▶ _Work required_
What is wanted is every record, duplicated word for word.

************

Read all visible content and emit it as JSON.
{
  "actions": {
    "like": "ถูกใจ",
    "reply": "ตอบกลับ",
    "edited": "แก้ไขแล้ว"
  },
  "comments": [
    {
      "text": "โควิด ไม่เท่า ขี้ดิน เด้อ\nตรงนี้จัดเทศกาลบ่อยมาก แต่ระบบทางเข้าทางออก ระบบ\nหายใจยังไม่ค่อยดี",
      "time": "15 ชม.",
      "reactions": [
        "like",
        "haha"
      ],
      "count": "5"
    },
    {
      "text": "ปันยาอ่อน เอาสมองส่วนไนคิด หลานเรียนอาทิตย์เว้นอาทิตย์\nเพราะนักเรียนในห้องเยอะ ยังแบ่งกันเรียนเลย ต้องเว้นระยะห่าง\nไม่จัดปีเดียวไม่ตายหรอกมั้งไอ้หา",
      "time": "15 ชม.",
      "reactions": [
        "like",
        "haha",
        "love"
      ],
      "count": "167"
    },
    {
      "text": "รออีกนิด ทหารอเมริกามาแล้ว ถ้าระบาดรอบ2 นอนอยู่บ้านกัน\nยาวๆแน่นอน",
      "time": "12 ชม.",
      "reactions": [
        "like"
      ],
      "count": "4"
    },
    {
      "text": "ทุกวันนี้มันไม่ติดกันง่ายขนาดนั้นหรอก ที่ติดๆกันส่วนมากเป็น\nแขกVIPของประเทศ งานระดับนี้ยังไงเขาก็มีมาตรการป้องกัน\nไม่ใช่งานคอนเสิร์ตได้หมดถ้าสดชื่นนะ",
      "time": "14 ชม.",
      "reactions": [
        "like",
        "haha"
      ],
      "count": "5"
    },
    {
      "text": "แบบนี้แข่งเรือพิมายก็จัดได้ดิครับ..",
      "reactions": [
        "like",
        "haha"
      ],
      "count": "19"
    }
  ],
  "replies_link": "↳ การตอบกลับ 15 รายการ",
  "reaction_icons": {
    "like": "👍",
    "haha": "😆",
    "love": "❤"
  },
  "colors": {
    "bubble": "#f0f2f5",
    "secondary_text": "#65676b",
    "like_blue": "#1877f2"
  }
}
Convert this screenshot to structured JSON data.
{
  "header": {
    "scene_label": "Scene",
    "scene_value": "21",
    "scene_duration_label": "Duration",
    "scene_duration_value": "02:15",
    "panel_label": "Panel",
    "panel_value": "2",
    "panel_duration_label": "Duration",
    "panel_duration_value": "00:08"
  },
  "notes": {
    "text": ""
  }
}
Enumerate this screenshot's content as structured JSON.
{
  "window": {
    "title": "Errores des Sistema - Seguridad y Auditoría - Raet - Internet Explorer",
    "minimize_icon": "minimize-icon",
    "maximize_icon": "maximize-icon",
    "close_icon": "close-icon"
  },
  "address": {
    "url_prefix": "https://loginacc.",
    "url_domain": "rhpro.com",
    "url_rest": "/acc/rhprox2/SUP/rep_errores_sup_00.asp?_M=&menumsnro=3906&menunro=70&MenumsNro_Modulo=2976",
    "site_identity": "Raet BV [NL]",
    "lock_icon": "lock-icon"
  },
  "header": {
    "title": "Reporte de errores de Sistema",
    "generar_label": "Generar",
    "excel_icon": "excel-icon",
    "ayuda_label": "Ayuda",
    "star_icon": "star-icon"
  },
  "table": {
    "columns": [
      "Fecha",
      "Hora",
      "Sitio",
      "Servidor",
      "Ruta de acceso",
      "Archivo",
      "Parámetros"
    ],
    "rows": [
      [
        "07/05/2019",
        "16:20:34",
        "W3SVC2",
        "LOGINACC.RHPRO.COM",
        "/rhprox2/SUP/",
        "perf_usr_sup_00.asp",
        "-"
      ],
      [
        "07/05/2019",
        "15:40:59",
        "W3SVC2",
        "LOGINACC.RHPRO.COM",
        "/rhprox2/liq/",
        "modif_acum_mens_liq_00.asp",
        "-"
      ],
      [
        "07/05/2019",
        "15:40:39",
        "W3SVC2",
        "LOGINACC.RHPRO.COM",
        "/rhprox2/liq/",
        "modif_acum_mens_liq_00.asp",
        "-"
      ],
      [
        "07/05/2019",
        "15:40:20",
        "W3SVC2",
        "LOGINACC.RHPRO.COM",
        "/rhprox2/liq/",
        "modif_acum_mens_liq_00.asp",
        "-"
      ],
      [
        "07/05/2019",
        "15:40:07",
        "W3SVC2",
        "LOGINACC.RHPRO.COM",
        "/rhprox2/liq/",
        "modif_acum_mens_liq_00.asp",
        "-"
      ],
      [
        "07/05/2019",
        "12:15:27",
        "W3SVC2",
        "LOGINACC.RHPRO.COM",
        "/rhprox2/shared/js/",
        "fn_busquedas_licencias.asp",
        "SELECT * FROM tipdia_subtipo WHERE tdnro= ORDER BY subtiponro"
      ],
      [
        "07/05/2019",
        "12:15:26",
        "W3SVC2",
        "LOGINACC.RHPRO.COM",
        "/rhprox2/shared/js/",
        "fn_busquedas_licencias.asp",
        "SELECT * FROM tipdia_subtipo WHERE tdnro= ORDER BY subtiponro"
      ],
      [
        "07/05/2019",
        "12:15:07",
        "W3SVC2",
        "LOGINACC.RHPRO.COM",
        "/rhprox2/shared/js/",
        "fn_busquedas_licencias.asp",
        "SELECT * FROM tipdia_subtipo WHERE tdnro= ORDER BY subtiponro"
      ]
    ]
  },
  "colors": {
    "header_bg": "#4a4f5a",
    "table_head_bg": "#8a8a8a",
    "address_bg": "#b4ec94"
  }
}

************

▶ _Exercise response_
Read all visible content and emit it as JSON.
{
  "actions": {
    "like": "ถูกใจ",
    "reply": "ตอบกลับ",
    "edited": "แก้ไขแล้ว"
  },
  "comments": [
    {
      "text": "โควิด ไม่เท่า ขี้ดิน เด้อ\nตรงนี้จัดเทศกาลบ่อยมาก แต่ระบบทางเข้าทางออก ระบบ\nหายใจยังไม่ค่อยดี",
      "time": "15 ชม.",
      "reactions": [
        "like",
        "haha"
      ],
      "count": "5"
    },
    {
      "text": "ปันยาอ่อน เอาสมองส่วนไนคิด หลานเรียนอาทิตย์เว้นอาทิตย์\nเพราะนักเรียนในห้องเยอะ ยังแบ่งกันเรียนเลย ต้องเว้นระยะห่าง\nไม่จัดปีเดียวไม่ตายหรอกมั้งไอ้หา",
      "time": "15 ชม.",
      "reactions": [
        "like",
        "haha",
        "love"
      ],
      "count": "167"
    },
    {
      "text": "รออีกนิด ทหารอเมริกามาแล้ว ถ้าระบาดรอบ2 นอนอยู่บ้านกัน\nยาวๆแน่นอน",
      "time": "12 ชม.",
      "reactions": [
        "like"
      ],
      "count": "4"
    },
    {
      "text": "ทุกวันนี้มันไม่ติดกันง่ายขนาดนั้นหรอก ที่ติดๆกันส่วนมากเป็น\nแขกVIPของประเทศ งานระดับนี้ยังไงเขาก็มีมาตรการป้องกัน\nไม่ใช่งานคอนเสิร์ตได้หมดถ้าสดชื่นนะ",
      "time": "14 ชม.",
      "reactions": [
        "like",
        "haha"
      ],
      "count": "5"
    },
    {
      "text": "แบบนี้แข่งเรือพิมายก็จัดได้ดิครับ..",
      "reactions": [
        "like",
        "haha"
      ],
      "count": "19"
    }
  ],
  "replies_link": "↳ การตอบกลับ 15 รายการ",
  "reaction_icons": {
    "like": "👍",
    "haha": "😆",
    "love": "❤"
  },
  "colors": {
    "bubble": "#f0f2f5",
    "secondary_text": "#65676b",
    "like_blue": "#1877f2"
  }
}
Convert this screenshot to structured JSON data.
{
  "header": {
    "scene_label": "Scene",
    "scene_value": "21",
    "scene_duration_label": "Duration",
    "scene_duration_value": "02:15",
    "panel_label": "Panel",
    "panel_value": "2",
    "panel_duration_label": "Duration",
    "panel_duration_value": "00:08"
  },
  "notes": {
    "text": ""
  }
}
Enumerate this screenshot's content as structured JSON.
{
  "window": {
    "title": "Errores des Sistema - Seguridad y Auditoría - Raet - Internet Explorer",
    "minimize_icon": "minimize-icon",
    "maximize_icon": "maximize-icon",
    "close_icon": "close-icon"
  },
  "address": {
    "url_prefix": "https://loginacc.",
    "url_domain": "rhpro.com",
    "url_rest": "/acc/rhprox2/SUP/rep_errores_sup_00.asp?_M=&menumsnro=3906&menunro=70&MenumsNro_Modulo=2976",
    "site_identity": "Raet BV [NL]",
    "lock_icon": "lock-icon"
  },
  "header": {
    "title": "Reporte de errores de Sistema",
    "generar_label": "Generar",
    "excel_icon": "excel-icon",
    "ayuda_label": "Ayuda",
    "star_icon": "star-icon"
  },
  "table": {
    "columns": [
      "Fecha",
      "Hora",
      "Sitio",
      "Servidor",
      "Ruta de acceso",
      "Archivo",
      "Parámetros"
    ],
    "rows": [
      [
        "07/05/2019",
        "16:20:34",
        "W3SVC2",
        "LOGINACC.RHPRO.COM",
        "/rhprox2/SUP/",
        "perf_usr_sup_00.asp",
        "-"
      ],
      [
        "07/05/2019",
        "15:40:59",
        "W3SVC2",
        "LOGINACC.RHPRO.COM",
        "/rhprox2/liq/",
        "modif_acum_mens_liq_00.asp",
        "-"
      ],
      [
        "07/05/2019",
        "15:40:39",
        "W3SVC2",
        "LOGINACC.RHPRO.COM",
        "/rhprox2/liq/",
        "modif_acum_mens_liq_00.asp",
        "-"
      ],
      [
        "07/05/2019",
        "15:40:20",
        "W3SVC2",
        "LOGINACC.RHPRO.COM",
        "/rhprox2/liq/",
        "modif_acum_mens_liq_00.asp",
        "-"
      ],
      [
        "07/05/2019",
        "15:40:07",
        "W3SVC2",
        "LOGINACC.RHPRO.COM",
        "/rhprox2/liq/",
        "modif_acum_mens_liq_00.asp",
        "-"
      ],
      [
        "07/05/2019",
        "12:15:27",
        "W3SVC2",
        "LOGINACC.RHPRO.COM",
        "/rhprox2/shared/js/",
        "fn_busquedas_licencias.asp",
        "SELECT * FROM tipdia_subtipo WHERE tdnro= ORDER BY subtiponro"
      ],
      [
        "07/05/2019",
        "12:15:26",
        "W3SVC2",
        "LOGINACC.RHPRO.COM",
        "/rhprox2/shared/js/",
        "fn_busquedas_licencias.asp",
        "SELECT * FROM tipdia_subtipo WHERE tdnro= ORDER BY subtiponro"
      ],
      [
        "07/05/2019",
        "12:15:07",
        "W3SVC2",
        "LOGINACC.RHPRO.COM",
        "/rhprox2/shared/js/",
        "fn_busquedas_licencias.asp",
        "SELECT * FROM tipdia_subtipo WHERE tdnro= ORDER BY subtiponro"
      ]
    ]
  },
  "colors": {
    "header_bg": "#4a4f5a",
    "table_head_bg": "#8a8a8a",
    "address_bg": "#b4ec94"
  }
}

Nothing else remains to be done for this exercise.